252-0861-00L | Engineering Tool: Introduction to C++ Programming The Engineering Tool-courses are for MAVT Bachelor’s degree students only. | 0.4 credits | 1K | R. Sasse | |

Abstract | The event provides an introduction to programming in C++ by means of an interactive tutorial. | ||||

Learning objective | Build up an understanding of basic concepts of imperative programming. Reading and writing of first simple programs. | ||||

Content | In this course we will gently introduce you to the basics of computer programming. To program a computer means to give it a sequence of commands (a computer program) so that it exactly does what you want it to do. | ||||

Prerequisites / Notice | Belegung der Lerneinheit nur möglich, wenn das Programmierprojekt bearbeitet und abgegeben wird. Wird im Falle einer Belegung das Programmierprojekt nicht abgegeben, so wird die Lerneinheit als nicht bestanden bewertet («Abbruch»). | ||||

263-4600-00L | Formal Methods for Information Security | 5 credits | 2V + 1U + 1A | S. Krstic, R. Sasse, C. Sprenger | |

Abstract | The course focuses on formal methods for the modeling and analysis of security protocols for critical systems, ranging from authentication protocols for network security to electronic voting protocols and online banking. In addition, we will also introduce the notions of non-interference and runtime monitoring. | ||||

Learning objective | The students will learn the key ideas and theoretical foundations of formal modeling and analysis of security protocols. The students will complement their theoretical knowledge by solving practical exercises, completing a small project, and using state-of-the-art tools. The students also learn the fundamentals of non-interference and runtime monitoring. | ||||
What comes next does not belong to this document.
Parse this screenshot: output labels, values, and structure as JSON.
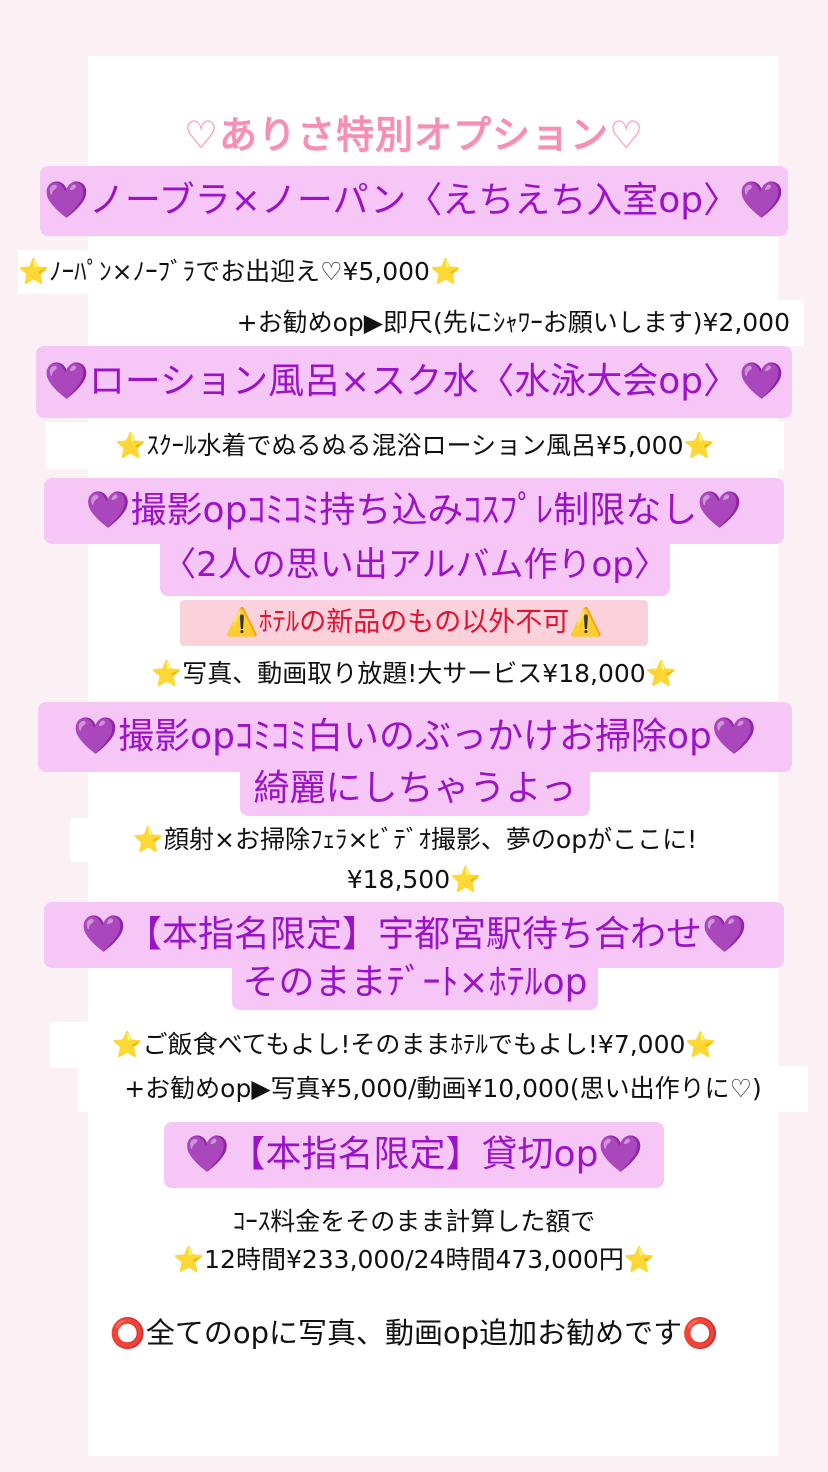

Content | The course treats formal methods mainly for the modeling and analysis of security protocols. Cryptographic protocols (such as SSL/TLS, SSH, Kerberos, SAML single-sign on, and IPSec) form the basis for secure communication and business processes. Numerous attacks on published protocols show that the design of cryptographic protocols is extremely error-prone. A rigorous analysis of these protocols is therefore indispensable, and manual analysis is insufficient. The lectures cover the theoretical basis for the (tool-supported) formal modeling and analysis of such protocols. Specifically, we discuss their operational semantics, the formalization of security properties, and techniques and algorithms for their verification. The second part of this course will cover a selection of advanced topics in security protocols such as abstraction techniques for efficient verification, secure communication with humans, the link between symbolic protocol models and cryptographic models as well as RFID protocols (a staple of the Internet of Things) and electronic voting protocols, including the relevant privacy properties. Moreover, we will give an introduction to two additional topics: non-interference as a general notion of secure systems, both from a semantic and a programming language perspective (type system), and runtime verification/monitoring to detect violations of security policies expressed as trace properties. |